Springfield: Removal of the Statue of Pierre Menard on September 26, 2020
A statue of Pierre Menard used to stand on the Capitol grounds. Menard was a successful French Canadian entrepreneur based in Kaskaskia who astutely negotiated his position in the changing political affiliations of Illinois. When the former French territory became part of the young United States Menard became its first Lieutenant Governor. As a merchant Menard had had extensive interaction with the Indians providing furs for the European trade. Living in and near Kaskaskia, he was in a French-Indian milieu. Various historical works refer to Menard’s reportedly congenial relationship with the Indians – based on mutual benefit in trading and later in his positioning in the U.S. government’s interest in Indian lands. These sources praise Menard’s compassion and generosity in assisting Indian tribes various times as they were being displaced, the last time relating to President Andrew Jackson’s Indian Removal Act of 1830 — the irony of that context seems to have escaped critique. Whereas Menard was able to move between the changing European worlds of the Illinois/Mississippi River frontier, the Indians ultimately lost everything.

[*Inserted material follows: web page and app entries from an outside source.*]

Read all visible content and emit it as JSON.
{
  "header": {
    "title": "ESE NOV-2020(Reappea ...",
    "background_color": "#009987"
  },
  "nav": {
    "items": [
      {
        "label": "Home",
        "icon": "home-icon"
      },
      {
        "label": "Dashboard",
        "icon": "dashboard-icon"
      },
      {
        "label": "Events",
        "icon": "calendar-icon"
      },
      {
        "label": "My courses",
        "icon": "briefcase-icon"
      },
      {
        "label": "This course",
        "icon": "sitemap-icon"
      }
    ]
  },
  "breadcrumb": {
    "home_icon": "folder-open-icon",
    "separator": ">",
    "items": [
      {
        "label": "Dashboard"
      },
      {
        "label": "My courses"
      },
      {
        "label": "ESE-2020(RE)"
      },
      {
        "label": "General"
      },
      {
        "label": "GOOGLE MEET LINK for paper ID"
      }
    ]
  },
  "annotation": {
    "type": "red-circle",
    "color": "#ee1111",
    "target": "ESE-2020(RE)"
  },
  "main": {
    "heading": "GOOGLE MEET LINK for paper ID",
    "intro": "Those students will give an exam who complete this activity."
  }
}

Attention, therefore, must be paid to the former 8-ft high statue honoring Menard. It was sculpted in1886 (Menard died in 1844 so he cannot be blamed for it) and dedicated in 1888. Conceived at the time as showing Menard trading with an Indian and thus representing an equitable bilateral arrangement, today (2020) we must find this statue as troubling as the one of Teddy Roosevelt on the steps of the American Museum of Natural History in New York City where the non-White member of the association is shown – in both cases – in a subservient position looking up at the White person. Thus, these statues manifestly express the racial-cultural hierarchy of the time in which they were made. Yet whereas Roosevelt’s racist views are well-known, with Menard and the Native Americans we are less certain. Yet the manner of representation seen with today’s sensibilities justifies removal of the statue.